Axe-core 3.2 is coming soon
The first axe release of 2019 is nearly here! We’re introducing some new rules, enhanced reporting capabilities and a variety of bug fixes. We are very excited to be able to share all of these new features with our users. We have big plans for axe-core this year, and axe-core 3.2 sets us up strong and ready for another excellent year of accessibility. We will be updating all axe and Attest HTML tools over the month of March to include axe-core version 3.2. For how this release affects other Deque tools, please contact your account representative for more information.
<aria-label>; values match the content of widgets
This new WCAG 2.1-based rule is specifically designed to support users of dictation software. By ensuring that the text that is visible on the screen matches the accessible name, dictation software knows what buttons, links and other widgets with “name from content” to activate.
<a href=”page2.html” aria-label=”Page 2”>Next ?</a>
<a href=”page2.html” aria-label=”Next page”>Next ?</a>
|Note: To enable this rule, users should enable the “experimental” tag. Users of the axe browser extension can use axe-coconut, which has experimental rules enabled.|
Rule 2: Form fields do not have duplicate labels
This rule was taken out of the form field labels rule and turned into a separate best practice rule. A common mistake when marking up forms is that authors accidentally assign two labels to a single form field. Intentionally assigning multiple labels is not a common practice; it creates code that is difficult to maintain.
<label class="sr-only" for="nmr">Number of products</label>
<label><input type="text" id="nmr" /> pizza’s</label>
<input type="text" id="nmr" aria-label="number of pizza's" /> pizza's
Rule 3: Complementary landmarks are at the top level
This best practice rule ensures that
aside elements or elements with
role=complementary are not an internal part of another ARIA landmark. Nesting landmarks create confusing document structures. This rule is similar to existing rules that test this same ARIA requirement for the
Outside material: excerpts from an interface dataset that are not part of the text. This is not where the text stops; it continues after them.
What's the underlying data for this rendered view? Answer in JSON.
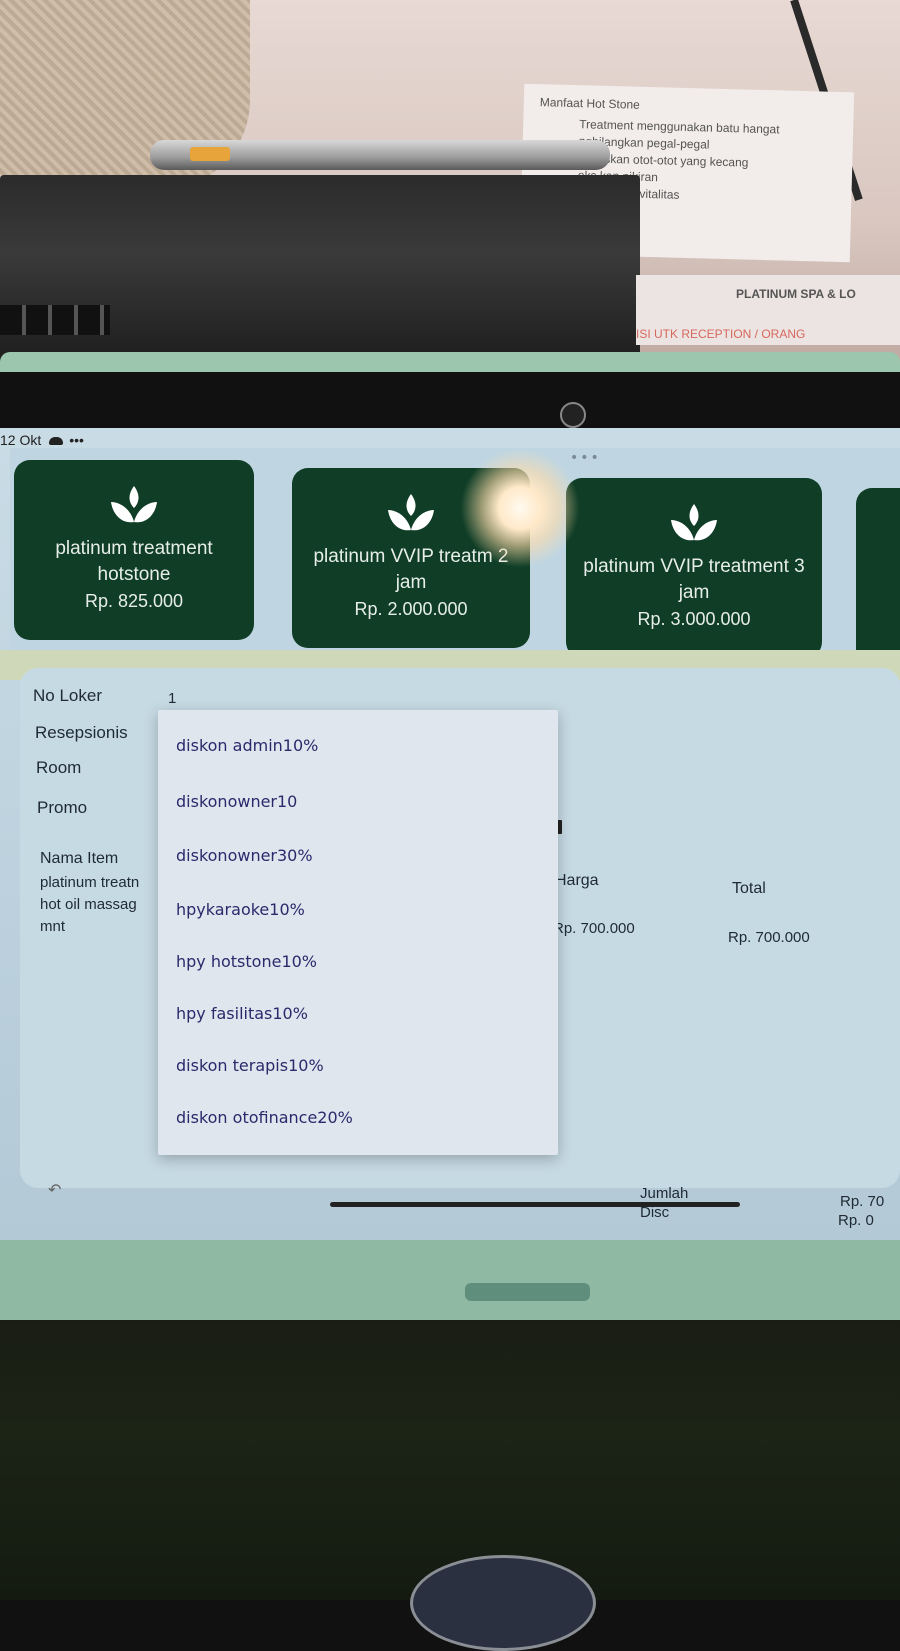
{
  "environment": {
    "note_card": {
      "title": "Manfaat Hot Stone",
      "lines": [
        "Treatment menggunakan batu hangat",
        "nghilangkan pegal-pegal",
        "lemaskan otot-otot yang kecang",
        "eks kan pikiran",
        "i Re-energi vitalitas"
      ]
    },
    "sign": {
      "line1": "PLATINUM SPA & LO",
      "line2": "ISI UTK RECEPTION / ORANG"
    }
  },
  "statusbar": {
    "date": "12 Okt",
    "more": "•••"
  },
  "top_handle": "•••",
  "treatments": [
    {
      "name": "platinum treatment hotstone",
      "price": "Rp. 825.000"
    },
    {
      "name": "platinum VVIP treatm 2 jam",
      "price": "Rp. 2.000.000"
    },
    {
      "name": "platinum VVIP treatment 3 jam",
      "price": "Rp. 3.000.000"
    }
  ],
  "form": {
    "no_loker_label": "No Loker",
    "no_loker_value": "1",
    "resepsionis_label": "Resepsionis",
    "room_label": "Room",
    "promo_label": "Promo"
  },
  "items_table": {
    "col_name": "Nama Item",
    "col_harga": "Harga",
    "col_total": "Total",
    "rows": [
      {
        "name_line1": "platinum treatn",
        "name_line2": "hot oil massag",
        "name_line3": "mnt",
        "harga": "Rp. 700.000",
        "total": "Rp. 700.000"
      }
    ]
  },
  "summary": {
    "jumlah_label": "Jumlah",
    "disc_label": "Disc",
    "jumlah_value": "Rp. 70",
    "disc_value": "Rp. 0"
  },
  "promo_dropdown": {
    "options": [
      "diskon admin10%",
      "diskonowner10",
      "diskonowner30%",
      "hpykaraoke10%",
      "hpy hotstone10%",
      "hpy fasilitas10%",
      "diskon terapis10%",
      "diskon otofinance20%"
    ]
  },
  "colors": {
    "card_bg": "#0f3d26",
    "screen_bg": "#c9dce6",
    "dropdown_text": "#2a2a6b"
  }
}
Other New Features
Feature 1: Test environment details included in analysis results
A common question when using axe-core, and indeed most accessibility testing tools is that it can be challenging to reproduce specific issues. Why were there no issues yesterday, but when I run axe today, do I get 5 issues? Almost always the answer is one of the following:
- The page has changed.
- Axe-core has updated, or its configuration is different.
- The browser setup is different.
While axe cannot tell you if the page has changed, as of version 3.2, the axe-core analysis includes information in its results enabling you to work out all of the other variables. Axe-core now reports the following properties:
- Test engine:
- name: axe-core
- version: 3.2.0
- Test runner:
- name: The test runner used in the analysis (e.g.,: Axe Devtools Chrome, Axe CLI)
- Test environment:
- Window width & height: Used to indicate which media queries were applied
- User Agent: The browser, browser version, and operating system used in analysis
- Orientation angle & type: If available, axe-core reports the screen rotation
Once these properties are available in axe-core, we add the individual properties into the different axe-core test runners and reporters.
Feature 2: More granular accessibility support feedback
In axe-core 3.1 we started individually notifying users when they were using roles that were not widely supported by assistive technologies. This allows users to distinguish mistyped / non-existing roles from roles less widely supported. Axe-core 3.2 now also reports such issues for ARIA properties and states that are less supported. Less supported ARIA properties include the following attributes:
- aria-describedat (non-standard)
Feature 3: New accessible name computation
A key component to axe-core is its accessible name computation algorithm. It is used to determine how screen readers and other assistive technologies name the various headings, links, and other components on a page. Late last year, the W3C published version 1.1 of the Accessible Name Computation. We took that opportunity to rebuild our implementation not just to give a reasonable indication of whether or not an element has an accessible name, but to calculate it accurately.
With this new accessible name computation method, tools build on top of axe-core can now accurately represent the most likely accessible name that different browsers give to a component. It is built to find the smallest denominator between Chrome, Firefox, and Safari. Additionally, it can be configured to report the accessible name of a specific browser accurately.
Noteworthy Bug Fixes
- Allow off screen labels for form fields (#1187)
- Allow <div> groups in definition lists (#1284)
- Prevent th-has-data-cells from crashing on empty rows (#1285)
- Prevent TypeErrors in color-contrast checks(#1320)
- Deprecate axe.commons.utils namespace (#1330)
- Axe-core does not work under strict content security policy (#1175)
- Using maximum-scale in viewport meta element should not be flagged as an issue (#694)
- Do not check color contrast of non-printable characters (#315)
- Heading order rule can produce false positives when using context.exclude (#278)
- … see the complete bug list.